(ASSIGNMENT) What lines below include the string "label"? Pick them out and copy them.

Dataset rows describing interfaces

⟨

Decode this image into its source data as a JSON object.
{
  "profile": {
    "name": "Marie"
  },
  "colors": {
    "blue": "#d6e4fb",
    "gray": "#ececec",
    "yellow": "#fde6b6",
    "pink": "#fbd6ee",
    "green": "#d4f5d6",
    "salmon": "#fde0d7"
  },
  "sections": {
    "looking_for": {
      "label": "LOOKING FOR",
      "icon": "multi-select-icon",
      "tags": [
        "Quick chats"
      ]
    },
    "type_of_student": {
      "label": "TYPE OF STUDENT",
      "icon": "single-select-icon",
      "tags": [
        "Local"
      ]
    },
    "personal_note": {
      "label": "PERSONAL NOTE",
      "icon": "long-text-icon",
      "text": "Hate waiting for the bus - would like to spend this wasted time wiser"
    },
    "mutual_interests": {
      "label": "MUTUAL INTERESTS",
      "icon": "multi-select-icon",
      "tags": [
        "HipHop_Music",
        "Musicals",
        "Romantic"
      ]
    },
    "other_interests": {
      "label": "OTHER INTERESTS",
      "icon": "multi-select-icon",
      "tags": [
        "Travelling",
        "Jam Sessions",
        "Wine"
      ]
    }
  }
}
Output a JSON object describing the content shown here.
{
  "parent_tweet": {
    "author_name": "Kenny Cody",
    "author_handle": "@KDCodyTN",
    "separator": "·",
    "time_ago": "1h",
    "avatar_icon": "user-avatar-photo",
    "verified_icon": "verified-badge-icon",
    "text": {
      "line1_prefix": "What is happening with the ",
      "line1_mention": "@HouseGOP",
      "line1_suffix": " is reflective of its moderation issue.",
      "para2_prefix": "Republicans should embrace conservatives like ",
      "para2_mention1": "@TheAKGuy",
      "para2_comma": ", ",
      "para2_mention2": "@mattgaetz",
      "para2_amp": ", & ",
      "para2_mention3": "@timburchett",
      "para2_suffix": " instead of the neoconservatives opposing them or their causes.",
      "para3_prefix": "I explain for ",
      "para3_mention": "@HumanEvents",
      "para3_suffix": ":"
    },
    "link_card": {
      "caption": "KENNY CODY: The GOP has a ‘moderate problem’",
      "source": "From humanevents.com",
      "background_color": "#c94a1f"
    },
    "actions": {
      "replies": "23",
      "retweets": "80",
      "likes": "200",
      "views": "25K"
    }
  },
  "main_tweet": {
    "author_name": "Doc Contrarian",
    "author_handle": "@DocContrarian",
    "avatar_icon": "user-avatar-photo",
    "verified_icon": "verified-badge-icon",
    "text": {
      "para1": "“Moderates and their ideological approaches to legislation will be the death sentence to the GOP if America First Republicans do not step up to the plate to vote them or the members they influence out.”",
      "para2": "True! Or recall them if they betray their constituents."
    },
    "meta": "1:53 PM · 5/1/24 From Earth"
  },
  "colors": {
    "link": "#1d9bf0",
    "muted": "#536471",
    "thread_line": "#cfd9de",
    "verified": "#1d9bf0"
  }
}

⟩

(COMPLETED EXERCISE)
      "label": "LOOKING FOR",
      "label": "TYPE OF STUDENT",
      "label": "PERSONAL NOTE",
      "label": "MUTUAL INTERESTS",
      "label": "OTHER INTERESTS",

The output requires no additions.